Last week Griff Palmer thanked me for not getting all worked up over nits in his article on Linux, but wondered if he’d hear from Richard Stallman (RMS to those not in the know) because he called it “Linux” instead of “GNU/Linux” (those difficult editors, again).
Well, sure enough, just as Griff predicted, RMS struck back with exactly that complaint – “For months now, my home machine has run nothing but Linux. but that cannot be true. Linux by itself would not run without the GNU operating system. He must be talking about GNU/Linux and calling it Linux, as often happens.” But are we being a bit loose with history here?
Griff Palmer over at the Merc is an interesting guy. And his take on the SCO-IBM legal feud is pretty simple too – “More than once since the SCO mess came up, I’ve heard people say, “No problem. If SCO wins, we’ll just go to *BSD.” I guess open source types are “glass half full” kind of guys.
Griff notes I’m pretty nice in not nitpicking his essay – “I’m glad that someone of your technical stature doesn’t find fault (or, at least, not fault enough to mention) in my piece.” But I’m also a writer, and we all have got to stick together, especially when you write anything about a subject that people feel so emotionally about.

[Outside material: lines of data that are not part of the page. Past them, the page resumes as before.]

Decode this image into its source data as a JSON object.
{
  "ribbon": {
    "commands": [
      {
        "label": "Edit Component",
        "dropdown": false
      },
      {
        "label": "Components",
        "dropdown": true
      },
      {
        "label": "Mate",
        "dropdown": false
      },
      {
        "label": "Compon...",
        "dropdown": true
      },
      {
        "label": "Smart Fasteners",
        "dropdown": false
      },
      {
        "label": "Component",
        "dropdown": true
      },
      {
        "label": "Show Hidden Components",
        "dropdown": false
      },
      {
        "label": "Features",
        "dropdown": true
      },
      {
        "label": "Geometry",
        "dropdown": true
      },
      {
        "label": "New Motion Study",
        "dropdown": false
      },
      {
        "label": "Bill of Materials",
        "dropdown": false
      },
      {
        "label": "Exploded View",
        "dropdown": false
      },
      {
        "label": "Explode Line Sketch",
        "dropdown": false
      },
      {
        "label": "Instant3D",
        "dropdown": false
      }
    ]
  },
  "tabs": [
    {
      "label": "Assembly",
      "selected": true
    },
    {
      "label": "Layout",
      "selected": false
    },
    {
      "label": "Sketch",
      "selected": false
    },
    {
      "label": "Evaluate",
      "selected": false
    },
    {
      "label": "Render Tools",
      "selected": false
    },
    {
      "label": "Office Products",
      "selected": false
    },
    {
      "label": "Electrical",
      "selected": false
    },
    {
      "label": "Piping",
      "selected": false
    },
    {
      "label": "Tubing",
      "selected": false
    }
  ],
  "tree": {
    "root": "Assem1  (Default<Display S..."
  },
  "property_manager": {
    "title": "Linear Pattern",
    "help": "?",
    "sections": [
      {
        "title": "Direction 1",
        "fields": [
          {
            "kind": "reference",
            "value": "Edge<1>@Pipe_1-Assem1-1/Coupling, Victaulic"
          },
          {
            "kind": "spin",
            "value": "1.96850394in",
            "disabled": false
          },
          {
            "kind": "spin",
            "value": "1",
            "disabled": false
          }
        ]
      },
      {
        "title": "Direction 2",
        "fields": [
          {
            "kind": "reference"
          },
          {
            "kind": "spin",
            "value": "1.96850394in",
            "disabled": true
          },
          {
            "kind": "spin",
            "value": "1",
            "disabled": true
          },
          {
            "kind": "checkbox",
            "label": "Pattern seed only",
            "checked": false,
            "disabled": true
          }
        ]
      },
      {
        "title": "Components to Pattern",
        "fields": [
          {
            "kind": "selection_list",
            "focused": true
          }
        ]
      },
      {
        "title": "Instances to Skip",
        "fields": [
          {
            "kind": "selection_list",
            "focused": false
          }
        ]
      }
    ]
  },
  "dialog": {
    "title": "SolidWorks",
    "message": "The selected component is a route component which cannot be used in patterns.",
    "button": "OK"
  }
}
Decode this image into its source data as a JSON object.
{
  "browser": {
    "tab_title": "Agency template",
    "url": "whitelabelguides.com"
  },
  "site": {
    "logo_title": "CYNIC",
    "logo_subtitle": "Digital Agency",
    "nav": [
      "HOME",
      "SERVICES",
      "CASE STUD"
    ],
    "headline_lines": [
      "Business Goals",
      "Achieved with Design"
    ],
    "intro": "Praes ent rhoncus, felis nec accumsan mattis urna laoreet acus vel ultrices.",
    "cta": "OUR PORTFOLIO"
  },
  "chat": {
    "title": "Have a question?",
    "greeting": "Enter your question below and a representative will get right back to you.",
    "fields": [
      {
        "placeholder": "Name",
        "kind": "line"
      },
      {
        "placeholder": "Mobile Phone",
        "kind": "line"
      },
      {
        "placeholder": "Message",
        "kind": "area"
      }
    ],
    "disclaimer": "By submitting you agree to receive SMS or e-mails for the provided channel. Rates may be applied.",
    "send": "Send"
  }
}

Steve Lohr of the NYTimes wrote today that “Linus Torvalds, creator of free operating system Linux, announces that software developers making contributions to operating system will have to sign their work and vouch for its origin”.
What a grand idea – courtesy of Intel of course. Process is a good thing, as William discussed in his talk Open Software Development in the Real World (June 17, 2003 at the Internet Developers Group meeting in San Jose, CA). One question begs – “Will Linus Torvalds sign the Developer’s Certificate of Origin for all his work on Linux, past and current, as well?”.
After all, what’s fair is fair, isn’t it?
Griff Palmer of the Merc in his article Linux nears the tipping point speculates on whether it is really ready for primetime with consumers. The problem is that everyone who works with this stuff is already used to all of its oddities, so how can we tell a consumer can use it?
Well, I’m going to presume to speak a bit about it. First because I beat him (and probably most everyone else) in his serious qualification of “longevity” – I’ve been running Unix on the PC since 1989 – 386BSD that is. That’s 15 years. Predates the invention of Linux by 2 years. And second because I’m a mom with kids and they use what I use. Period.
Well, it seems that Ken Brown’s latest paper is causing a bit of a brohaha. What I find most annoying is that people want to censor outright a sponsored (yes, by Microsoft and others) paper instead of allowing sensible people of good judgement to read it and form their own opinions. The Internet is supposed to allow a variety of opinions – not just a mob suppressing opinions they find inexpedient (and that means corporate-sponsored mobs too).
But since I’m not interviewed and I have nothing to do with Linux, I think I’ll let Andy T and others wrangle that part of it out. Ken Brown’s a DC guy, and clearly knows his politics. And since this is a tech blog, I think I’ll stay in technical considerations.